Which lines in the material below contain the word "крепким"? Copy each of them.

__________

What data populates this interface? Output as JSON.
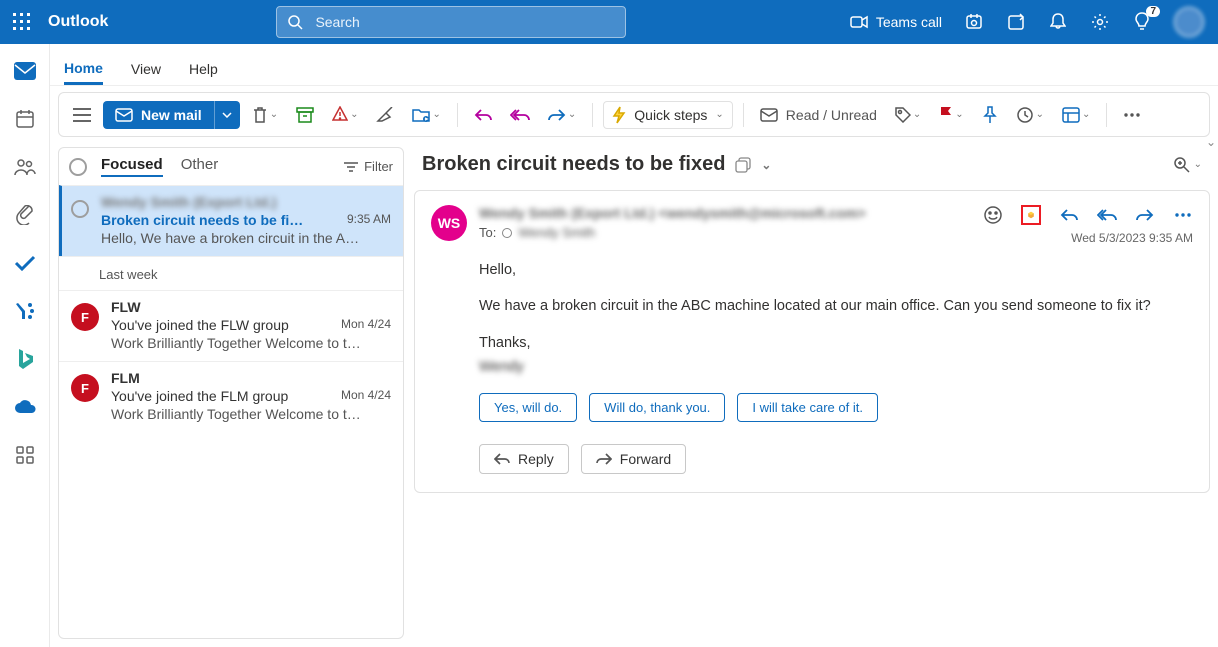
{
  "brand": "Outlook",
  "search": {
    "placeholder": "Search"
  },
  "top": {
    "teams_call": "Teams call",
    "tips_badge": "7"
  },
  "tabs": {
    "home": "Home",
    "view": "View",
    "help": "Help"
  },
  "ribbon": {
    "new_mail": "New mail",
    "quick_steps": "Quick steps",
    "read_unread": "Read / Unread"
  },
  "mlist": {
    "focused": "Focused",
    "other": "Other",
    "filter": "Filter",
    "group_last_week": "Last week"
  },
  "messages": [
    {
      "sender": "Wendy Smith (Export Ltd.)",
      "sender_blur": true,
      "subject": "Broken circuit needs to be fi…",
      "time": "9:35 AM",
      "preview": "Hello, We have a broken circuit in the A…",
      "selected": true,
      "avatar": null
    },
    {
      "sender": "FLW",
      "subject": "You've joined the FLW group",
      "time": "Mon 4/24",
      "preview": "Work Brilliantly Together Welcome to t…",
      "avatar": "F",
      "avcolor": "#c50f1f"
    },
    {
      "sender": "FLM",
      "subject": "You've joined the FLM group",
      "time": "Mon 4/24",
      "preview": "Work Brilliantly Together Welcome to t…",
      "avatar": "F",
      "avcolor": "#c50f1f"
    }
  ],
  "reading": {
    "title": "Broken circuit needs to be fixed",
    "from": "Wendy Smith (Export Ltd.) <wendysmith@microsoft.com>",
    "avatar_initials": "WS",
    "to_label": "To:",
    "to_value": "Wendy Smith",
    "timestamp": "Wed 5/3/2023 9:35 AM",
    "body_hello": "Hello,",
    "body_main": "We have a broken circuit in the ABC machine located at   our main office. Can you send someone to fix it?",
    "body_thanks": "Thanks,",
    "body_signature": "Wendy",
    "suggest1": "Yes, will do.",
    "suggest2": "Will do, thank you.",
    "suggest3": "I will take care of it.",
    "reply": "Reply",
    "forward": "Forward"
  }
}
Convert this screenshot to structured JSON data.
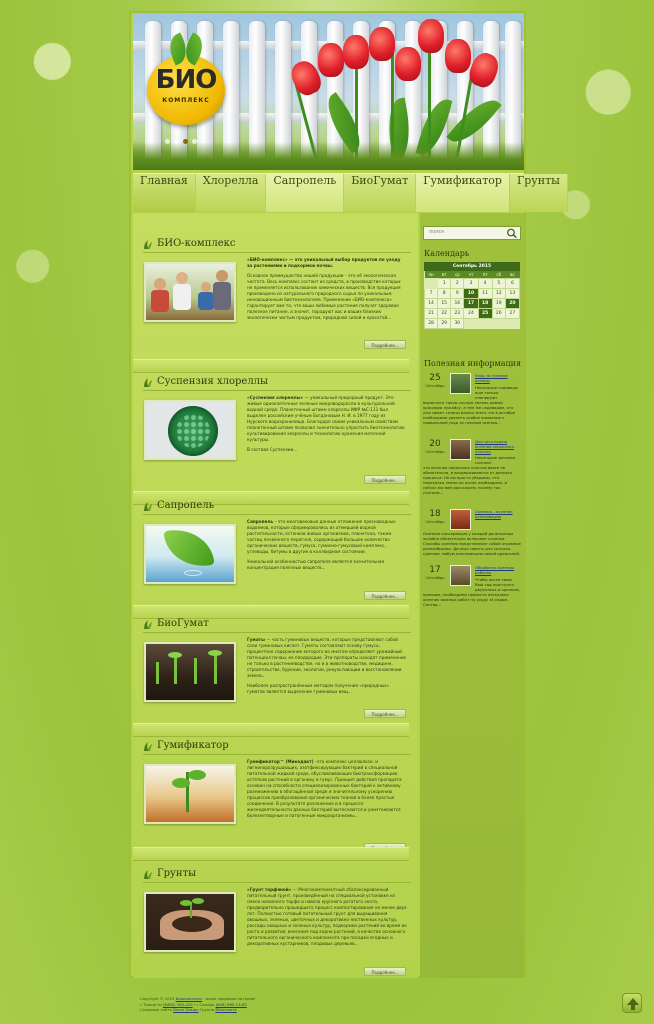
{
  "logo": {
    "text": "БИО",
    "subtext": "КОМПЛЕКС"
  },
  "nav": [
    "Главная",
    "Хлорелла",
    "Сапропель",
    "БиоГумат",
    "Гумификатор",
    "Грунты"
  ],
  "sections": [
    {
      "title": "БИО-комплекс",
      "lead": "«БИО-комплекс» — это уникальный выбор продуктов по уходу за растениями и подкормки почвы.",
      "body": "Основное преимущество нашей продукции – это её экологическая чистота. Весь комплекс состоит из средств, в производстве которых не применяется использование химических веществ. Вся продукция производена из натурального природного сырья по уникальным инновационным биотехнологиям. Применение «БИО-комплекса» гарантирует вам то, что ваши любимые растения получат здоровое полезное питание, а значит, порадуют вас и ваших близких экологически чистым продуктом, природной силой и красотой...",
      "more": "Подробнее..."
    },
    {
      "title": "Суспензия хлореллы",
      "lead": "«Суспензия хлореллы»",
      "body": " — уникальный природный продукт. Это живые одноклеточные зеленые микроводоросли в культуральной водной среде. Планктонный штамм хлореллы ИФР №С-111 был выделен российским учёным Богдановым Н. И. в 1977 году из Нурского водохранилища. Благодаря своим уникальным свойствам планктонный штамм позволил значительно упростить биотехнологию культивирования хлореллы и технологию хранения маточной культуры.",
      "body2": "В составе Суспензии...",
      "more": "Подробнее..."
    },
    {
      "title": "Сапропель",
      "lead": "Сапропель",
      "body": " – это многовековые донные отложения пресноводных водоемов, которые сформировались из отмершей водной растительности, останков живых организмов, планктона, также частиц почвенного перегноя, содержащий большое количество органических веществ, гумуса, гуминно-гумусовый комплекс, углеводы, битумы в другие в коллоидном состоянии.",
      "body2": "Уникальной особенностью сапропеля является значительная концентрация полезных веществ...",
      "more": "Подробнее..."
    },
    {
      "title": "БиоГумат",
      "lead": "Гуматы",
      "body": " — часть гуминовых веществ, которые представляют собой соли гуминовых кислот. Гуматы составляют основу гумуса, процентное содержание которого во многом определяет урожайный потенциал почвы, ее плодородие. Эти препараты находят применение не только в растениеводстве, но и в животноводстве, медицине, строительстве, бурении, экологии, рекультивации и восстановлении земель.",
      "body2": "Наиболее распространённым методом получения «природных» гуматов является выделение гуминовых вещ...",
      "more": "Подробнее..."
    },
    {
      "title": "Гумификатор",
      "lead": "Гумификатор™ (Микодакт)",
      "body": " –это комплекс целлюлозо- и лигниноразрушающих, азотфиксирующих бактерий в специальной питательной жидкой среде, обуславливающих биотрансформацию остатков растений в органику и гумус. Принцип действия препарата основан на способности специализированных бактерий к активному размножению в обогащённой среде и значительному ускорению процессов преобразования органических тканей в более простые соединения. В результате разложения и в процессе жизнедеятельности данных бактерий вытесняются и уничтожаются болезнетворные и патогенные микроорганизмы...",
      "more": "Подробнее..."
    },
    {
      "title": "Грунты",
      "lead": "«Грунт торфяной»",
      "body": " — Многокомпонентный сбалансированный питательный грунт, произведённый на специальной установке из смеси низинного торфа и навоза крупного рогатого скота, предварительно прошедшего процесс компостирования не менее двух лет. Полностью готовый питательный грунт для выращивания овощных, зеленых, цветочных и декоративно-лиственных культур, рассады овощных и зеленых культур, подкормки растений во время их роста и развития, внесения под корни растений, в качестве основного питательного органического компонента при посадки ягодных и декоративных кустарников, плодовых деревьев...",
      "more": "Подробнее..."
    }
  ],
  "sidebar": {
    "search_placeholder": "поиск",
    "calendar_title": "Календарь",
    "month": "Сентябрь 2015",
    "weekdays": [
      "пн",
      "вт",
      "ср",
      "чт",
      "пт",
      "сб",
      "вс"
    ],
    "weeks": [
      [
        "",
        "1",
        "2",
        "3",
        "4",
        "5",
        "6"
      ],
      [
        "7",
        "8",
        "9",
        "10",
        "11",
        "12",
        "13"
      ],
      [
        "14",
        "15",
        "16",
        "17",
        "18",
        "19",
        "20"
      ],
      [
        "21",
        "22",
        "23",
        "24",
        "25",
        "26",
        "27"
      ],
      [
        "28",
        "29",
        "30",
        "",
        "",
        "",
        ""
      ]
    ],
    "highlighted_days": [
      "10",
      "17",
      "18",
      "20",
      "25"
    ],
    "news_title": "Полезная информация",
    "news": [
      {
        "day": "25",
        "month": "Сентябрь",
        "title": "Уход за газоном осенью",
        "side": "Некоторые садоводы еще только планируют",
        "text": "вырастить такую сочную зелень домом красивую лужайку, а тем же садоводам, кто уже имеет газоны важно знать что в октябре необходимо уделить особое внимание к правильный уход за газоном осенью...",
        "color": "#7a9a4a"
      },
      {
        "day": "20",
        "month": "Сентябрь",
        "title": "Для чего нужна осенняя перекопка участка",
        "side": "Некоторые дачники считают,",
        "text": "что осенняя перекопка участка вовсе не обязательна, и воздерживаются от данного процесса. Но вы просто убедимы, что перекопка земли по осени необходима, и сейчас мы вам расскажем, почему так считаем...",
        "color": "#8a5a3a"
      },
      {
        "day": "18",
        "month": "Сентябрь",
        "title": "Соленья – осенние консервации",
        "side": "",
        "text": "Осенние консервация у каждой дачельницы хозяйки обязательно включают соленья. Способы соления представляют собой огромное разнообразие. Дачные советы для сольных сделают любую консервацию самой идеальной.",
        "color": "#b0442a"
      },
      {
        "day": "17",
        "month": "Сентябрь",
        "title": "Обработка осенних работах",
        "side": "Чтобы после зимы Ваш сад прогнулся двухочных и крепким,",
        "text": "крепким, необходимо провести несколько осенних важных работ по уходу за садом. Сентяр...",
        "color": "#8a7a5a"
      }
    ]
  },
  "footer": {
    "line1_pre": "Copyright © 2015",
    "line1_link": "Биокомплекс",
    "line1_post": "- ваше здоровое питание!",
    "line2_pre": "г.Тольятти",
    "line2_phone1": "(8482) 280-420",
    "line2_mid": "г.Самара",
    "line2_phone2": "(846) 990-13-83",
    "line3_pre": "Создание сайта",
    "line3_link1": "Decor Design",
    "line3_mid": "Группа",
    "line3_link2": "ВКонтакте"
  },
  "colors": {
    "accent": "#3f6a17",
    "background": "#a7cb4c",
    "link": "#233a85"
  }
}
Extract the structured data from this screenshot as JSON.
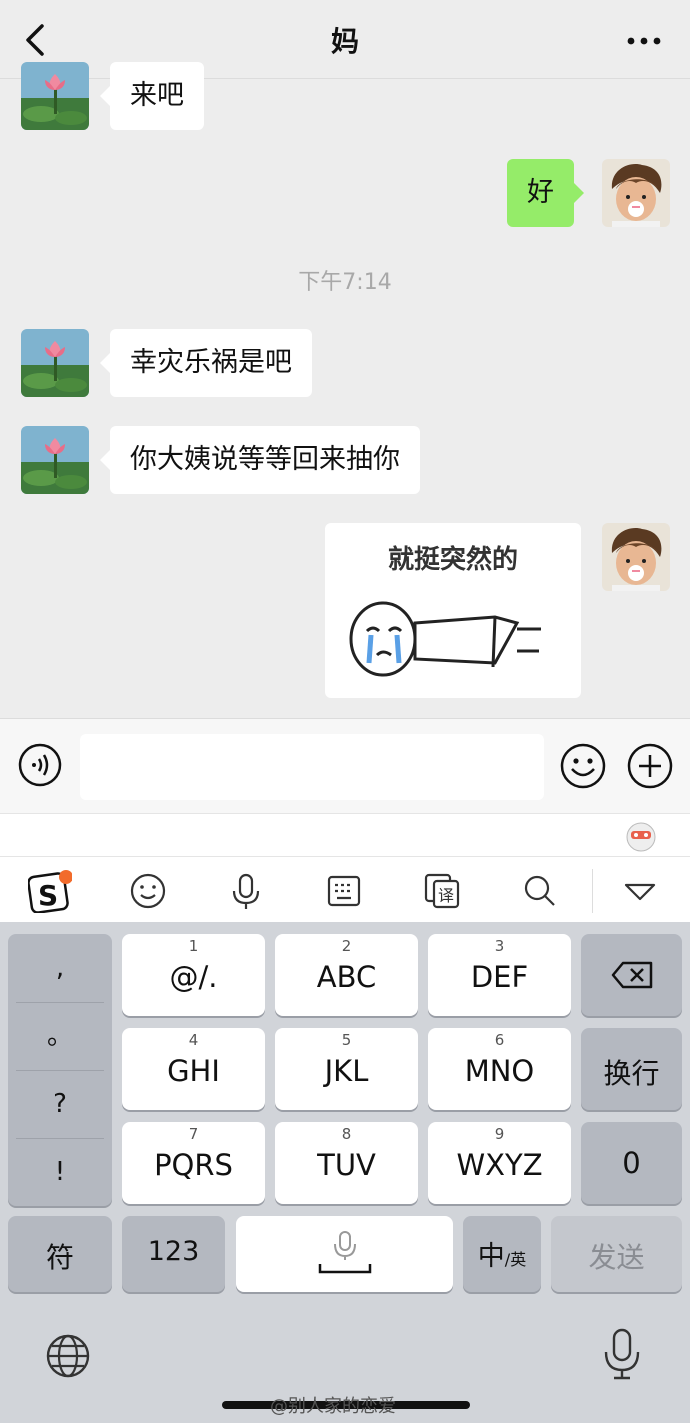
{
  "header": {
    "title": "妈"
  },
  "messages": [
    {
      "side": "left",
      "text": "来吧"
    },
    {
      "side": "right",
      "text": "好"
    },
    {
      "side": "left",
      "text": "幸灾乐祸是吧"
    },
    {
      "side": "left",
      "text": "你大姨说等等回来抽你"
    }
  ],
  "timestamp": "下午7:14",
  "sticker": {
    "text": "就挺突然的"
  },
  "keyboard": {
    "punct": [
      ",",
      "。",
      "?",
      "!"
    ],
    "keys": [
      {
        "num": "1",
        "label": "@/."
      },
      {
        "num": "2",
        "label": "ABC"
      },
      {
        "num": "3",
        "label": "DEF"
      },
      {
        "num": "4",
        "label": "GHI"
      },
      {
        "num": "5",
        "label": "JKL"
      },
      {
        "num": "6",
        "label": "MNO"
      },
      {
        "num": "7",
        "label": "PQRS"
      },
      {
        "num": "8",
        "label": "TUV"
      },
      {
        "num": "9",
        "label": "WXYZ"
      }
    ],
    "newline_label": "换行",
    "zero_label": "0",
    "symbol_label": "符",
    "num_label": "123",
    "lang_label": "中",
    "lang_sub": "/英",
    "send_label": "发送"
  },
  "watermark": "@别人家的恋爱",
  "colors": {
    "accent_bubble": "#95ec69",
    "background": "#ededed"
  }
}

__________

Reply to the exercise —
        "side": "Чтобы после зимы Ваш сад прогнулся двухочных и крепким,",
        "text": "крепким, необходимо провести несколько осенних важных работ по уходу за садом. Сентяр...",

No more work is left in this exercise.